↓
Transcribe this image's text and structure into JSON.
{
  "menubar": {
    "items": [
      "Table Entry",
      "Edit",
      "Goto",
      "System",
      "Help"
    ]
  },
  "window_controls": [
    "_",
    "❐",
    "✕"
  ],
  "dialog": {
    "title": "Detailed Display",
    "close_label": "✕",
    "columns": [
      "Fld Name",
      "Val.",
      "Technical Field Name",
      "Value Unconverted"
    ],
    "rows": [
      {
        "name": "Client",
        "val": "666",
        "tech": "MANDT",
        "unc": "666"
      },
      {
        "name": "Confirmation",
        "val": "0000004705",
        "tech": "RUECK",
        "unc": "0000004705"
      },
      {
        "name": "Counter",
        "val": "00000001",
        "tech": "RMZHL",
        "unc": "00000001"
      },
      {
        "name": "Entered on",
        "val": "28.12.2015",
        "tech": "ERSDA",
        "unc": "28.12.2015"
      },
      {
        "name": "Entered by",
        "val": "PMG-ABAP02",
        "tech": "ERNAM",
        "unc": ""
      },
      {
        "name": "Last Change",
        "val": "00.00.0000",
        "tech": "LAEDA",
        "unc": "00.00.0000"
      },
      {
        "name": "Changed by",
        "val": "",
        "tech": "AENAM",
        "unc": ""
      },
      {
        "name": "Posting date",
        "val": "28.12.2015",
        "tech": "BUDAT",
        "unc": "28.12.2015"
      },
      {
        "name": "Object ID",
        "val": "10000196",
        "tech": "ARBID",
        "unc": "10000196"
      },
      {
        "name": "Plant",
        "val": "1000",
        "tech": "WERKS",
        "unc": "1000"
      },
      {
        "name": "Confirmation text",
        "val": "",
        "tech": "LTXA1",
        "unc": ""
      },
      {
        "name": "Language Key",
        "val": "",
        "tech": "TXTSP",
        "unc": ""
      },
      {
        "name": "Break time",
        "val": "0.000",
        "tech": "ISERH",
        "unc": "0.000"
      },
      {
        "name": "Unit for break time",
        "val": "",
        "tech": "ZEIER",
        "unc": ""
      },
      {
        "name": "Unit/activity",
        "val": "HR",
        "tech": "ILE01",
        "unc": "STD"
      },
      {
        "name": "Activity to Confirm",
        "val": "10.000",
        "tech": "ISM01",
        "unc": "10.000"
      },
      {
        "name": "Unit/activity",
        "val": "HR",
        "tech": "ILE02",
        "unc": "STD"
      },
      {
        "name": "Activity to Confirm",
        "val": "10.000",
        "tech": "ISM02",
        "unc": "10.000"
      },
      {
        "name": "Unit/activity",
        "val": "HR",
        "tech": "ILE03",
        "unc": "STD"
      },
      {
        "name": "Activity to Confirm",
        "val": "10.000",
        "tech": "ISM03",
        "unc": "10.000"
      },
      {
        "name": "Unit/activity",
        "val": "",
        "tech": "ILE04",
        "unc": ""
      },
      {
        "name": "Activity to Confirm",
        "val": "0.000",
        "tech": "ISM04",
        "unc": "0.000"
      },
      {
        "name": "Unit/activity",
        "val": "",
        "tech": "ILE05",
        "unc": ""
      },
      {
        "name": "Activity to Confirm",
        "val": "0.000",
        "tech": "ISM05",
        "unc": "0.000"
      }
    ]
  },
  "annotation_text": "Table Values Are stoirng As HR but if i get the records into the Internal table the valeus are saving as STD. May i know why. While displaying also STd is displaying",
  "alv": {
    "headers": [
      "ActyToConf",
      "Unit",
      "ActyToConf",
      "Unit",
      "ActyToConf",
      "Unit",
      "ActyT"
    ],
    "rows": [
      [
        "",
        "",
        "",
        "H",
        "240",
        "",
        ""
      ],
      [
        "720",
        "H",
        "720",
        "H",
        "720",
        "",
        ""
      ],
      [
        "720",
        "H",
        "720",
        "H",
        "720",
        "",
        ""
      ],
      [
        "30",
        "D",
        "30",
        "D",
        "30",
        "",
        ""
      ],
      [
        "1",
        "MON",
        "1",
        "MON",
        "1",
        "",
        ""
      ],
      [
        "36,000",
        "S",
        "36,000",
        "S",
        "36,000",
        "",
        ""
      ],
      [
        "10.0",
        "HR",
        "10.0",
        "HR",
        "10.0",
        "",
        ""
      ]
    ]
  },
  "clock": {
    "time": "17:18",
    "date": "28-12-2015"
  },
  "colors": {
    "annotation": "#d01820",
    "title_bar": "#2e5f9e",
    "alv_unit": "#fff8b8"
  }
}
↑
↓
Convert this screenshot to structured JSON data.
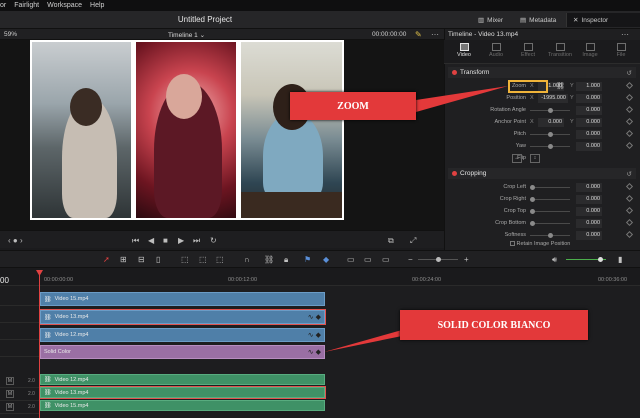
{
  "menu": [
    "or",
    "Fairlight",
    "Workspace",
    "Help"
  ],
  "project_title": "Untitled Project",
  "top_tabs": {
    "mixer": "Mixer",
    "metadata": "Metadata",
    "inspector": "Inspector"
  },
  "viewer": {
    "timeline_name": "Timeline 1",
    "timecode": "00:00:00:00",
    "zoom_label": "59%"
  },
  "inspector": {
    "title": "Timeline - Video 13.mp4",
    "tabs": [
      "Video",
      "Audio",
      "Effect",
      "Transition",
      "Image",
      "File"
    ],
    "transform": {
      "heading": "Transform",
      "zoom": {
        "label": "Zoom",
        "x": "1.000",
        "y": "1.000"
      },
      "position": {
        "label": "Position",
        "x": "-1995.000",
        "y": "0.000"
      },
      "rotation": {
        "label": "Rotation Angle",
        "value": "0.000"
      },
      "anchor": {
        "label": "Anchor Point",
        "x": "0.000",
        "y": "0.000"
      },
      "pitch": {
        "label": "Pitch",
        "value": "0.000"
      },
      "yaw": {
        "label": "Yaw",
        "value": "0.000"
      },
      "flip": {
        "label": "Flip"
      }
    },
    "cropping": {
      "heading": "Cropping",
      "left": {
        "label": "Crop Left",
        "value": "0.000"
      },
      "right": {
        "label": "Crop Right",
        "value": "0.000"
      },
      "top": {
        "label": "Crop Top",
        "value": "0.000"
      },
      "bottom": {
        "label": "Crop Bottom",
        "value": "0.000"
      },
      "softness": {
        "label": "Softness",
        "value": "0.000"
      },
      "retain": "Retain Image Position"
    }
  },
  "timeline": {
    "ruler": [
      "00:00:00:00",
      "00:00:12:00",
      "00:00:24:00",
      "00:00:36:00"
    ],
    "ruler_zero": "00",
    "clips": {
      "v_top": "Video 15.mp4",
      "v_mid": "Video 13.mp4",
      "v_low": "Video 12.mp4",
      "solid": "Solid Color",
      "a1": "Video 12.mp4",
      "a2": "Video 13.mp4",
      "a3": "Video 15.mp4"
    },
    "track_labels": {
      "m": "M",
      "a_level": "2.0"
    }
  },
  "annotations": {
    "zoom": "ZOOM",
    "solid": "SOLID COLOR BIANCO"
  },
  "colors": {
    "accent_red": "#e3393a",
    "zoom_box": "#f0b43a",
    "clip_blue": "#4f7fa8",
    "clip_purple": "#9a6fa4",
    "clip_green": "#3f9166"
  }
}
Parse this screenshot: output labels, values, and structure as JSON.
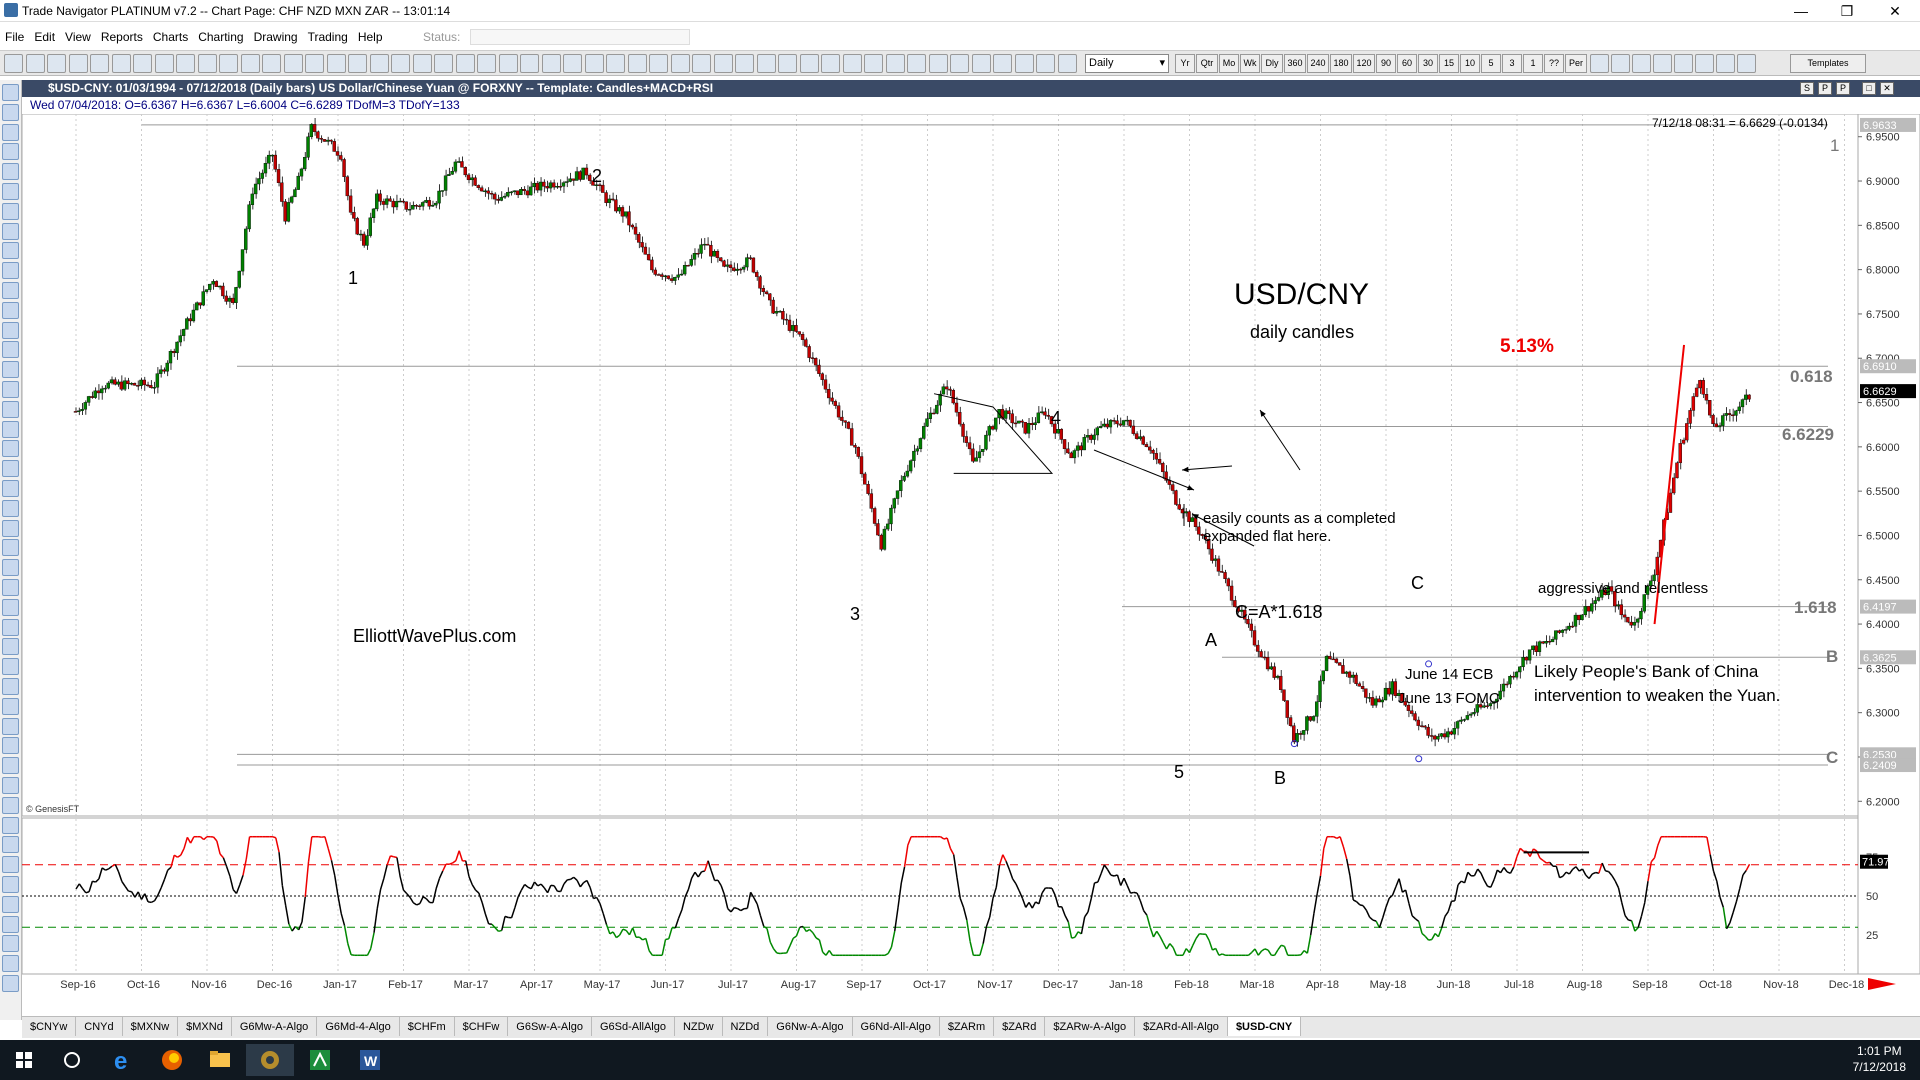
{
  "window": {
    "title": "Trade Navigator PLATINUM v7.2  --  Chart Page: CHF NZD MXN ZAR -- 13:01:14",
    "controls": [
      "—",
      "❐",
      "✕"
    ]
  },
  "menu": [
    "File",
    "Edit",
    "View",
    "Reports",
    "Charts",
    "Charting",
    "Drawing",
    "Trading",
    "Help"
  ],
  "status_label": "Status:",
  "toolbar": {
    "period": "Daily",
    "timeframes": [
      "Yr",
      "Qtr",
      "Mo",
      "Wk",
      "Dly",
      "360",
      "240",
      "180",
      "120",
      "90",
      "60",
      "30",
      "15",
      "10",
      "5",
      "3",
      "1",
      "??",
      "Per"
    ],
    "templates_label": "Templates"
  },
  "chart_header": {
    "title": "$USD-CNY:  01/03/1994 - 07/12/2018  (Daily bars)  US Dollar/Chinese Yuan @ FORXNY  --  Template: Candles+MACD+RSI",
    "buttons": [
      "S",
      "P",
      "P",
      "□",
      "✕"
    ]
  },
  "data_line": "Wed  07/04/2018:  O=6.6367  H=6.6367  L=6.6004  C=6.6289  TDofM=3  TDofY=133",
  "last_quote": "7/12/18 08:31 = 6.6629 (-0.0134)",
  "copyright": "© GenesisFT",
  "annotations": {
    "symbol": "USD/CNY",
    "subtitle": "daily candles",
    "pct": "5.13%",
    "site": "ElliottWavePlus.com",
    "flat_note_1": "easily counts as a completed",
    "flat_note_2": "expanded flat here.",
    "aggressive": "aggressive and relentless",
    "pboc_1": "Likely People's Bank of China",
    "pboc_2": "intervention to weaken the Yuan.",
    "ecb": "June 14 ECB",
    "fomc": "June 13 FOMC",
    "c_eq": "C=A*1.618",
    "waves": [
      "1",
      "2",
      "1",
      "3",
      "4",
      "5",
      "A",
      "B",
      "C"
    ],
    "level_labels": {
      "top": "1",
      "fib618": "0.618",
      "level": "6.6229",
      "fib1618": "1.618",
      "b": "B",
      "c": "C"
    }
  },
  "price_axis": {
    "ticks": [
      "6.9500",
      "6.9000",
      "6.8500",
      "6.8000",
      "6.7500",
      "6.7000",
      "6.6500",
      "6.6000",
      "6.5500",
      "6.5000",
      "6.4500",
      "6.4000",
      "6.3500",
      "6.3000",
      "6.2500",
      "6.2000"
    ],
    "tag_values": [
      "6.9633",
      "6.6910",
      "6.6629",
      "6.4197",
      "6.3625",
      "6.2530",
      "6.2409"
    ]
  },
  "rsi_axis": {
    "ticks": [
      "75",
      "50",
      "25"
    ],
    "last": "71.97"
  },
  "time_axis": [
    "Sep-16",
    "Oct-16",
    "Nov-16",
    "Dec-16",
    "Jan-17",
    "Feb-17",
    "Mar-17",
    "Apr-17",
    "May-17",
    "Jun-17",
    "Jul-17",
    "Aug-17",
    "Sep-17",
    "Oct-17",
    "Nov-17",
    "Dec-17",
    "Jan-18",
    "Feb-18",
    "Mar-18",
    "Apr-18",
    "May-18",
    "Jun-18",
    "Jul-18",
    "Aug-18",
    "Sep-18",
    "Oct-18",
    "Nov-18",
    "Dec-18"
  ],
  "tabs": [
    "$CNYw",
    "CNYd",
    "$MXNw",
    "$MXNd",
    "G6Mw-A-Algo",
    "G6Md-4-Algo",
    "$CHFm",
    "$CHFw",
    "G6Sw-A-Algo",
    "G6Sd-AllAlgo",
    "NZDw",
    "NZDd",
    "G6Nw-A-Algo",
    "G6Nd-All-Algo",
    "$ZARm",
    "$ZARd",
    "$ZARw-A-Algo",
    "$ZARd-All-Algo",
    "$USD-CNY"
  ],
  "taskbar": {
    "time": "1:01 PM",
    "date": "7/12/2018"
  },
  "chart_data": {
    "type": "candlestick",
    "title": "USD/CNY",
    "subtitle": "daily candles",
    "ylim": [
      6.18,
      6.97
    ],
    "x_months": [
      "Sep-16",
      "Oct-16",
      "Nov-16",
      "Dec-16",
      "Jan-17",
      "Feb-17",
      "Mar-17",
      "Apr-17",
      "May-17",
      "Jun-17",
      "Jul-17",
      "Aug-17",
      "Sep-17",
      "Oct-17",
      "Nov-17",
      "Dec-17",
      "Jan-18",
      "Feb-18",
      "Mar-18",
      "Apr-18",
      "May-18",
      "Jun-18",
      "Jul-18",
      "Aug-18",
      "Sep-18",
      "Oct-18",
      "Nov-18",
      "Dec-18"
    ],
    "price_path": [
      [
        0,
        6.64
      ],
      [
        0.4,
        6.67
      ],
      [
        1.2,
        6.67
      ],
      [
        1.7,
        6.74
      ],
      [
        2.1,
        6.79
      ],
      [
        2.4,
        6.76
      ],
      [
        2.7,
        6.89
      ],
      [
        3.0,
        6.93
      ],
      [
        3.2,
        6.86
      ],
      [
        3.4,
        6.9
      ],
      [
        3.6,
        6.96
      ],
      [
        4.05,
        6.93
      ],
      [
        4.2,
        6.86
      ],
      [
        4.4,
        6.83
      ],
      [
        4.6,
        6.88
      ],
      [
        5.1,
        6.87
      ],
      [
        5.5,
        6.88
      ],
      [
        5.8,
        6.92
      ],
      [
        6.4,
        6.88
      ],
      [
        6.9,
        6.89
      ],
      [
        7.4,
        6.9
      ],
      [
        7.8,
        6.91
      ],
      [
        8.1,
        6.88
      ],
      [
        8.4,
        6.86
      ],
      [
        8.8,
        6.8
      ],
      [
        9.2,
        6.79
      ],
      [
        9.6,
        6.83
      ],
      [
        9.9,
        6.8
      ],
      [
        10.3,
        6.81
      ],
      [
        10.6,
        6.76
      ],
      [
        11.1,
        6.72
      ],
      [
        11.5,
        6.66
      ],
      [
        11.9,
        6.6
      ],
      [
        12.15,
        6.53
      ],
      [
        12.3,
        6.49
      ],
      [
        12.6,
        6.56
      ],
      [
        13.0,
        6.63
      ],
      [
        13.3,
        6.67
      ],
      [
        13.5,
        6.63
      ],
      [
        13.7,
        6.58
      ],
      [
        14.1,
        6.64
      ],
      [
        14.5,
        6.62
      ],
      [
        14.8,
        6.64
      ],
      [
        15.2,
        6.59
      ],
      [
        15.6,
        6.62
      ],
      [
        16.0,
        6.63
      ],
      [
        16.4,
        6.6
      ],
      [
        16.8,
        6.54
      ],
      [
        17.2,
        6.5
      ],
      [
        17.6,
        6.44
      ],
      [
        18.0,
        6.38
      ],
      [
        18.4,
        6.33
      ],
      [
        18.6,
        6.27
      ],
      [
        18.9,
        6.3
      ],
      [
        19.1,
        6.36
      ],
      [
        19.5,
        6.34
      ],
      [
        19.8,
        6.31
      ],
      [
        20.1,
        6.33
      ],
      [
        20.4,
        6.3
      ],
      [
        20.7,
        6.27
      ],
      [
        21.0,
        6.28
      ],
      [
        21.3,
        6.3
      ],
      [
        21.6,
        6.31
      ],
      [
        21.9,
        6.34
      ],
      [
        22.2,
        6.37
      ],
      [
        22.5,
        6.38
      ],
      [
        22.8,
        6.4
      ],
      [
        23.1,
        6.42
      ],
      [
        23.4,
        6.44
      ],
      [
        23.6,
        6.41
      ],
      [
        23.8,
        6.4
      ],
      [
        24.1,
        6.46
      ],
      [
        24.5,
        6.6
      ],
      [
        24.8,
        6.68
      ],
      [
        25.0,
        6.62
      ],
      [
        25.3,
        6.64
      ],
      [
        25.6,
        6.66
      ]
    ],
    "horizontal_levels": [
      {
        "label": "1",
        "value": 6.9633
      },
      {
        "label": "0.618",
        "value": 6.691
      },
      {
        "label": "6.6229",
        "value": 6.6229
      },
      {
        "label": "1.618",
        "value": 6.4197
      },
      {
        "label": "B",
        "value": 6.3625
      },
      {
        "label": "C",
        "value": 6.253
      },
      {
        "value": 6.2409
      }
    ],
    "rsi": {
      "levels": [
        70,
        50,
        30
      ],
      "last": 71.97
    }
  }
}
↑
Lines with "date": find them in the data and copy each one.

        "name": "Posting date",
    "date": "28-12-2015"
    "date": "7/12/2018"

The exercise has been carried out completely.